Other trends highlighted in this year’s BrandZ™ Top 75 Most Valuable UK Brands report include:
- Brands that are innovative are more loved, according to the BrandZ analysis of consumers’ opinions – but they have to clearly communicate their innovations in order to be recognised as innovators. Among the Top 10 innovators this year are Dyson, Deliveroo, BrewDog and Sky.
- Innovation on its own will not sustain value growth. If a brand fails to innovate in a way that consumers find both meaningful and different, it drops in value. The brands considered innovative and meaningfully different – Dulux, Just Eat, Dyson, BBC, BrewDog, Compare the Market, Tesco, Sky, John Lewis and Innocent – are worth twice as much on average compared to low performers on both aspects.

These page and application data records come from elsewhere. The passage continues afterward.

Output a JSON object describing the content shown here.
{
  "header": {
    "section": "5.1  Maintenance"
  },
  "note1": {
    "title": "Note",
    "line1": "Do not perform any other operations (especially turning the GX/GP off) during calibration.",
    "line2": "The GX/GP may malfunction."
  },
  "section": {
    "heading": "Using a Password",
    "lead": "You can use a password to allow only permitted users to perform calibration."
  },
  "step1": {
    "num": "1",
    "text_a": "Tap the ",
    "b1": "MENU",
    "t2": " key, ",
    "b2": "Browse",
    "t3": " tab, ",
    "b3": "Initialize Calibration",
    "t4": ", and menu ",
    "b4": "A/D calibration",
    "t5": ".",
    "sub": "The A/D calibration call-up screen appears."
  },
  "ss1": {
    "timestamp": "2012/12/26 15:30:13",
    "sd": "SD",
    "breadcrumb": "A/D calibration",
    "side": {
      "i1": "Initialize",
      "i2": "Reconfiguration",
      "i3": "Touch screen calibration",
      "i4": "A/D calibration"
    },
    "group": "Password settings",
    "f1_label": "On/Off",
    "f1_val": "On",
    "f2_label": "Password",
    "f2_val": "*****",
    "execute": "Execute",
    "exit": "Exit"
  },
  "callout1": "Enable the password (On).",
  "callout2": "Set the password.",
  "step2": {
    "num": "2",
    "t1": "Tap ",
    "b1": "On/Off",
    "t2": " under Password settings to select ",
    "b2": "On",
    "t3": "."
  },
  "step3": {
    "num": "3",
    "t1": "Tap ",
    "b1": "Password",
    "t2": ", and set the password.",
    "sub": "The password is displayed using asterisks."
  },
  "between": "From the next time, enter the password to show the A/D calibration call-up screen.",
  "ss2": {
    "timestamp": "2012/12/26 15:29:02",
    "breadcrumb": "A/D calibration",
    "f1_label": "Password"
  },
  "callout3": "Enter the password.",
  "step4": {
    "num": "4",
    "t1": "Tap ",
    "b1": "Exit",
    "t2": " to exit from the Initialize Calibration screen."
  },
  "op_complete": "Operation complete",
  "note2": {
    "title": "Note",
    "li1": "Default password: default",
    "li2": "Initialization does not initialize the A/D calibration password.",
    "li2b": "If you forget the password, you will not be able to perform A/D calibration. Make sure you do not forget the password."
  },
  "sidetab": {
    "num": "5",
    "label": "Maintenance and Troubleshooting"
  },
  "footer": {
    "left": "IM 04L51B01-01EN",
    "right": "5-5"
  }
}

- Strong brands beat the stock market. The average share price of the 50 most valuable UK brands in our 2017 ranking increased 9.3% between November 2017 and July 2018, compared with 1.1% for the FTSE100. This means they created nine times as much value for shareholders.
- Some leading names generate the vast majority of their revenue from overseas exposure. These include Johnnie Walker, Castrol, Lipton, Dove, Standard Chartered, KitKat and Vodafone – representing a broad range of categories.

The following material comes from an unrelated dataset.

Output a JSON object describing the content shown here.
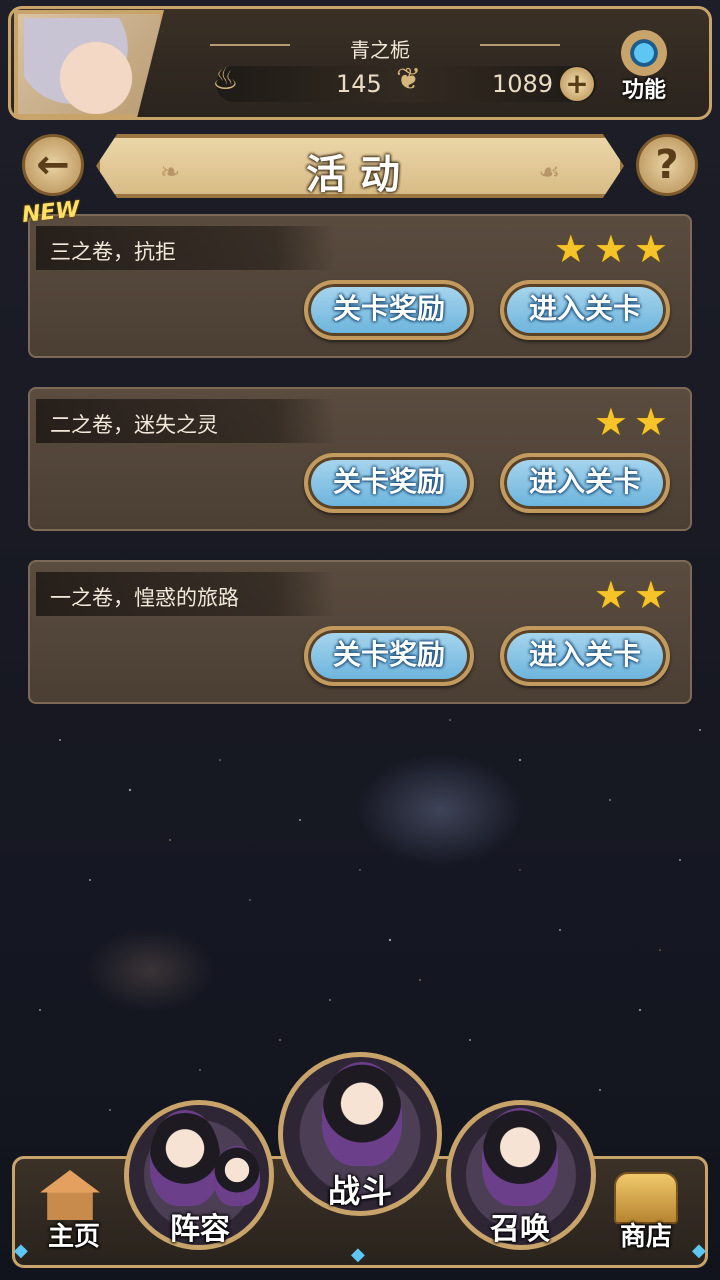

- Great communication is a vital driver of brand value. The brands considered by consumers to be the best communicators increased their value 13% in the past year, compared with a decline of -6% for the worst communicators.
- Food and drink is seen as the most innovative category of all with an average score of 109, driven by new brands such as Deliveroo, Just Eat and BrewDog, followed by the household goods category, driven by brands including Dyson and Dulux.
- The ground-breaking BrandZ Top 75 UK study ranks the UK’s most valuable brands, analyses their strengths, and identifies the key forces driving growth in this market. It is the second edition of an annual report that tracks and anticipates the evolving environment for brands in the UK, and charts their changing fortunes.
The ability of any brand to power business growth relies on how it is perceived by customers. As the only brand valuation ranking grounded in consumer opinion, BrandZ’s analysis enables UK brands to identify their strength in the market and provides clear strategic guidance on how to boost value for the long-term. Businesses worldwide trust BrandZ to provide the information they need to measure, manage and protect their most important intangible asset: their brand.
Notes for editors
Background and methodology
The valuation behind the BrandZ™ Top 75 Most Valuable UK Brands was conducted by Kantar Millward Brown, which specialises in brand equity research and brand valuation. The methodology mirrors that used to calculate the annual BrandZ Top 100 Most Valuable Global Brands ranking, which is now in its 13th year.
Commissioned by WPP and Kantar, the ranking combines rigorously analysed financial data from Bloomberg with the opinions of over 120,000 UK consumers. The BrandZ™ Top 75 Most Valuable UK Brands is the most definitive and robust ranking of the UK’s brands available, and thebrands ranked all meet these eligibility criteria:
- They were originally created in the UK
- They are owned by a publicly listed company traded on a stock exchange, or its financials are published in the public domain.
This approach produced a carefully conceived ranking of brands in 24 consumer-facing categories, including cars, energy providers, apparel, airlines, banks and entertainment.
The suite of BrandZ brand valuation rankings and reports includes the annual Global Top 100 as well as rankings for Australia, China, France, Germany, India, Indonesia, Italy, Spain, Saudi Arabia, the US, Latin America and Brazil.